Still, any points lost due to those rubber sides are gained right back by the adjustable scroll wheel tension. It sounds like a little, incidental detail. All right, it absolutely is that. But if you’re playing awkward games like My Summer Car, in which screwing in bolts using the mouse wheel constitutes a large part of the experience, having a fast-scrolling rodent is a boon. Simply adjust a secret, extra wheel on the underside of your mouse to adjust to taste. Even at minimum tension, it doesn’t free-wheel like a Logitech mouse, however, which is a bit disappointing—just a note for the wheel aficionados.

A word on the clutch: It’s smart and comfortable, and it works well. It’s held in place magnetically, so you can pop it out and give your thumb more room if you find you’re not using it. A well-executed bit of design from the Xbox One Elite controller playbook. 

On the dot

Style and design aren't the only factors when choosing the best gaming mouse for you. In terms of performance and accuracy, this has one of the smoothest and most reliable trackers we’ve tested, and, as such, it is indeed ideal for FPS use. We’re not sure how many people will use that insane 16,000 DPI setting in-game, but we’re guessing we’ll be able to discern them from the crowd by the fact they’re spinning like a gyroscope at all times. DPI can be adjusted in a snap using the two buttons south of the mouse wheel, and as you’d expect, you can adjust the five different gradients using Razer’s own software.

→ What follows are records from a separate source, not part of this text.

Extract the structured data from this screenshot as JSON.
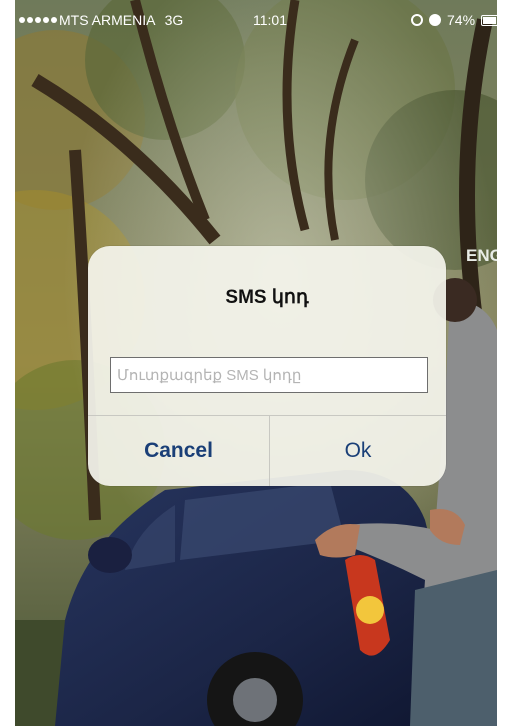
{
  "status_bar": {
    "carrier": "MTS ARMENIA",
    "network": "3G",
    "time": "11:01",
    "battery": "74%",
    "battery_level": 0.74
  },
  "background": {
    "lang_label": "ENG"
  },
  "dialog": {
    "title": "SMS կոդ",
    "input_value": "",
    "input_placeholder": "Մուտքագրեք SMS կոդը",
    "cancel_label": "Cancel",
    "ok_label": "Ok"
  },
  "colors": {
    "dialog_button_text": "#1a3f77",
    "dialog_background": "#f4f4ec"
  }
}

Right, yes. The software. This won’t be the first or the last time Razer is chastised for this, but submitting an email address in order to create a Razer account just so you can change the color scheme of your mouse isn’t acceptable. Stop doing this. Corsair doesn’t do it. SteelSeries doesn’t do it. Stop it, OK? OK. Except for that issue, the Synapse software does everything it needs to—DPI gradient adjustment, polling rate, RGB profiles, and even custom calibration for use on Razer’s various mouse mats and pads. You can save profiles in the software, and later switch between them using—once again—a button on the underside of the Basilisk. It’s not as handy as having a button somewhere under your grip, but better that than accidentally pressing it all the time mid-game, eh?

That’s a lot of nice, thoughtful features for $70, and only Razer’s software signup demands diminish that otherwise generous package. However advanced this Basilisk may or may not be, it’s a pleasure to take with you into an FPS.

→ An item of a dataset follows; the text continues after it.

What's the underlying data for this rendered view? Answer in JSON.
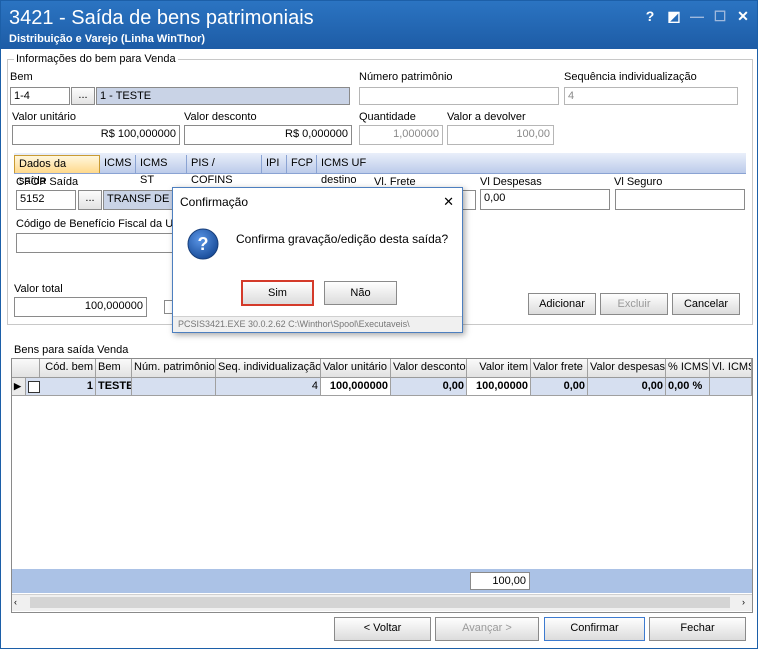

This article was originally published in Maximum PC issue 149. For more quality articles about all things PC hardware, you can subscribe to Maximum PC now.

The Verdict
Razer Basilisk

However advanced this Basilisk may or may not be, it’s a pleasure to take with you into an FPS.

Phil Iwaniuk

Phil 'the face' Iwaniuk used to work in magazines. Now he wanders the earth, stopping passers-by to tell them about PC games he remembers from 1998 until their polite smiles turn cold. He also makes ads. Veteran hardware smasher and game botherer of PC Format, Official PlayStation Magazine, PCGamesN, Guardian, Eurogamer, IGN, VG247, and What Gramophone? He won an award once, but he doesn't like to go on about it.

You can get rid of 'the face' bit if you like.

No -Ed.